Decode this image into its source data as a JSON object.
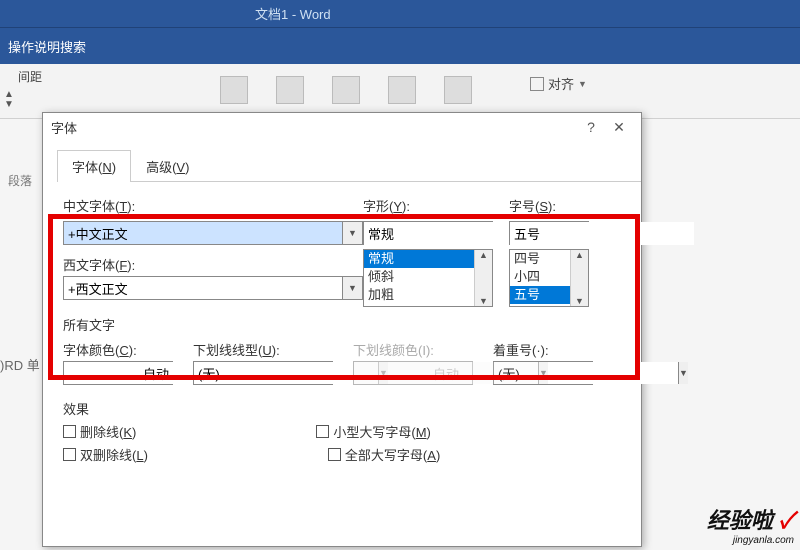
{
  "titlebar": {
    "title": "文档1 - Word"
  },
  "ribbon": {
    "search_hint": "操作说明搜索",
    "tab": "间距",
    "paragraph_group": "段落",
    "align_label": "对齐"
  },
  "dialog": {
    "title": "字体",
    "help": "?",
    "tabs": {
      "font": {
        "prefix": "字体(",
        "key": "N",
        "suffix": ")"
      },
      "advanced": {
        "prefix": "高级(",
        "key": "V",
        "suffix": ")"
      }
    },
    "labels": {
      "cn_font": {
        "prefix": "中文字体(",
        "key": "T",
        "suffix": "):"
      },
      "west_font": {
        "prefix": "西文字体(",
        "key": "F",
        "suffix": "):"
      },
      "style": {
        "prefix": "字形(",
        "key": "Y",
        "suffix": "):"
      },
      "size": {
        "prefix": "字号(",
        "key": "S",
        "suffix": "):"
      }
    },
    "values": {
      "cn_font": "+中文正文",
      "west_font": "+西文正文",
      "style": "常规",
      "size": "五号"
    },
    "style_list": [
      "常规",
      "倾斜",
      "加粗"
    ],
    "size_list": [
      "四号",
      "小四",
      "五号"
    ],
    "all_chars": "所有文字",
    "font_color": {
      "prefix": "字体颜色(",
      "key": "C",
      "suffix": "):",
      "value": "自动"
    },
    "underline_style": {
      "prefix": "下划线线型(",
      "key": "U",
      "suffix": "):",
      "value": "(无)"
    },
    "underline_color": {
      "label": "下划线颜色(I):",
      "value": "自动"
    },
    "emphasis": {
      "label": "着重号(·):",
      "value": "(无)"
    },
    "effects_title": "效果",
    "effects": {
      "strike": {
        "prefix": "删除线(",
        "key": "K",
        "suffix": ")"
      },
      "dstrike": {
        "prefix": "双删除线(",
        "key": "L",
        "suffix": ")"
      },
      "smallcaps": {
        "prefix": "小型大写字母(",
        "key": "M",
        "suffix": ")"
      },
      "allcaps": {
        "prefix": "全部大写字母(",
        "key": "A",
        "suffix": ")"
      }
    }
  },
  "doc_bg": ")RD 单",
  "watermark": {
    "big": "经验啦",
    "small": "jingyanla.com"
  }
}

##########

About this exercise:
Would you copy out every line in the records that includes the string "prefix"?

Expected answer:
        "prefix": "字体(",
        "prefix": "高级(",
        "prefix": "中文字体(",
        "prefix": "西文字体(",
        "prefix": "字形(",
        "prefix": "字号(",
      "prefix": "字体颜色(",
      "prefix": "下划线线型(",
        "prefix": "删除线(",
        "prefix": "双删除线(",
        "prefix": "小型大写字母(",
        "prefix": "全部大写字母(",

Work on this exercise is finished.